**Your goal**
Your answer must be every line of the data that holds the string "EntityAnalysisModel".

──────────────────────────────

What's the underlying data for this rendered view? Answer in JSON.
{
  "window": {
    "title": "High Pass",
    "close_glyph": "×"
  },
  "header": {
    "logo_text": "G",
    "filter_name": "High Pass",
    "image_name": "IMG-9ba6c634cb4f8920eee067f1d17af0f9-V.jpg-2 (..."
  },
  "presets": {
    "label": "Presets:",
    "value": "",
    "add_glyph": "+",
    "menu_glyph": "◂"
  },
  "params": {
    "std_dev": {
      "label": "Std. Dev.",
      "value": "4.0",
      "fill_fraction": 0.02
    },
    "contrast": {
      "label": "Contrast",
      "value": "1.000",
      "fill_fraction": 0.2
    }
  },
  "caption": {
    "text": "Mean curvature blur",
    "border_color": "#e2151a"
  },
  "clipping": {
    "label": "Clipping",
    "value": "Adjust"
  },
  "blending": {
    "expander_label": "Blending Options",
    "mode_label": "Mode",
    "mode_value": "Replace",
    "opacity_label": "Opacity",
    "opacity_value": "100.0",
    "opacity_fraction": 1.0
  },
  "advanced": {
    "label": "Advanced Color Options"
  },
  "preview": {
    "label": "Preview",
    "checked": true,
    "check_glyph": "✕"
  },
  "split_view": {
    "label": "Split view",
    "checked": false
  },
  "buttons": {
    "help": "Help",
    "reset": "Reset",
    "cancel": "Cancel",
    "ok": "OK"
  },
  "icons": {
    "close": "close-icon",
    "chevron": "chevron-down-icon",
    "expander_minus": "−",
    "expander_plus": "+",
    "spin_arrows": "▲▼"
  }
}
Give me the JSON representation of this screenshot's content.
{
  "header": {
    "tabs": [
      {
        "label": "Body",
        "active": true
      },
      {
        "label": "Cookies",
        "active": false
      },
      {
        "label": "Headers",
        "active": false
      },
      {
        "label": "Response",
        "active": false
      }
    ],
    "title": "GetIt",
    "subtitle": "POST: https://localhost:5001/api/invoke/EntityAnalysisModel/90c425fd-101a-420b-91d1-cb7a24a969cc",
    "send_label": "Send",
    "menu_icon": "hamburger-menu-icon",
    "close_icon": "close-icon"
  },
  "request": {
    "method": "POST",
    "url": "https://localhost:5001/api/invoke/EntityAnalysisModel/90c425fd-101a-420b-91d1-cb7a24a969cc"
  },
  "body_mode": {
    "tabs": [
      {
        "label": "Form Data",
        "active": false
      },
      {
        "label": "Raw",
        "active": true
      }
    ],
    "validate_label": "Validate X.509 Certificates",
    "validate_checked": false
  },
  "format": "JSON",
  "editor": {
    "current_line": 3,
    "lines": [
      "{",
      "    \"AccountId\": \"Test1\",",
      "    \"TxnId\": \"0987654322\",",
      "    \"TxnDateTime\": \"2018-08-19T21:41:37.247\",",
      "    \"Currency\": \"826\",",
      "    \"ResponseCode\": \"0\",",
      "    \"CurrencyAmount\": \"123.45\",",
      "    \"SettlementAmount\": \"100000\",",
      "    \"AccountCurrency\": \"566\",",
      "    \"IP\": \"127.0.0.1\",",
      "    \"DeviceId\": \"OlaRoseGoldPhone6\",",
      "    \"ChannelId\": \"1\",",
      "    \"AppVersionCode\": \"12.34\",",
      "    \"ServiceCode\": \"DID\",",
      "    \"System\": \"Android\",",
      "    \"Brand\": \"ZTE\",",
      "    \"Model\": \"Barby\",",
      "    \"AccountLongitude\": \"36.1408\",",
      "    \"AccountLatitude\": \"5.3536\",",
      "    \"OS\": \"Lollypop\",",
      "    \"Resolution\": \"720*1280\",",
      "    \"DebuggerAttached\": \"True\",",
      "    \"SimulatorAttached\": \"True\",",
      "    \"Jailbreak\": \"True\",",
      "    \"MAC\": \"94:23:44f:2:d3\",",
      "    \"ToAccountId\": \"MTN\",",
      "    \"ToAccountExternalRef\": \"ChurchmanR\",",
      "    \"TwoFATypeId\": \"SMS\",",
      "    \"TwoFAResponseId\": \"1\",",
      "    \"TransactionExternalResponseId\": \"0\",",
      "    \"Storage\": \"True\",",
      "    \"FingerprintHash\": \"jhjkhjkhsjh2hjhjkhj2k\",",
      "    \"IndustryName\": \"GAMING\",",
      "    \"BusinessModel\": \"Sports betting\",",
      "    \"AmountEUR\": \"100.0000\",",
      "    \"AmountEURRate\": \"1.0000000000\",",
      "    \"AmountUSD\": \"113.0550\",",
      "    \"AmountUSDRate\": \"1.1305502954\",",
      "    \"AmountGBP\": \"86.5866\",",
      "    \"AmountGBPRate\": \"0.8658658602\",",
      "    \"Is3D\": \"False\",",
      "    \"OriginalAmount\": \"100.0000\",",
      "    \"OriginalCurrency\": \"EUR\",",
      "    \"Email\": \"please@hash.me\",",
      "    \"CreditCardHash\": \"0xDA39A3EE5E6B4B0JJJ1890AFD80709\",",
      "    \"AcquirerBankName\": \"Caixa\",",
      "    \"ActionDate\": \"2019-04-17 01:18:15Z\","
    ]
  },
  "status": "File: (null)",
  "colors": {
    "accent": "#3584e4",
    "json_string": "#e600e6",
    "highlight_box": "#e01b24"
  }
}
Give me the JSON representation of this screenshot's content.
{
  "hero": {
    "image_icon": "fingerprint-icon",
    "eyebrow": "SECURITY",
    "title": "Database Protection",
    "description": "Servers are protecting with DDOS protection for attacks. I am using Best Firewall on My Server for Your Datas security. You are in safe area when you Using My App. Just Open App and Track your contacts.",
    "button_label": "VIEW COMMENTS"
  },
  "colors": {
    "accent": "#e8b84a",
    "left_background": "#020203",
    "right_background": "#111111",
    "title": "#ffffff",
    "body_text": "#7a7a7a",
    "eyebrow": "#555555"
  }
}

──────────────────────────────

**Result of the task**
    "subtitle": "POST: https://localhost:5001/api/invoke/EntityAnalysisModel/90c425fd-101a-420b-91d1-cb7a24a969cc",
    "url": "https://localhost:5001/api/invoke/EntityAnalysisModel/90c425fd-101a-420b-91d1-cb7a24a969cc"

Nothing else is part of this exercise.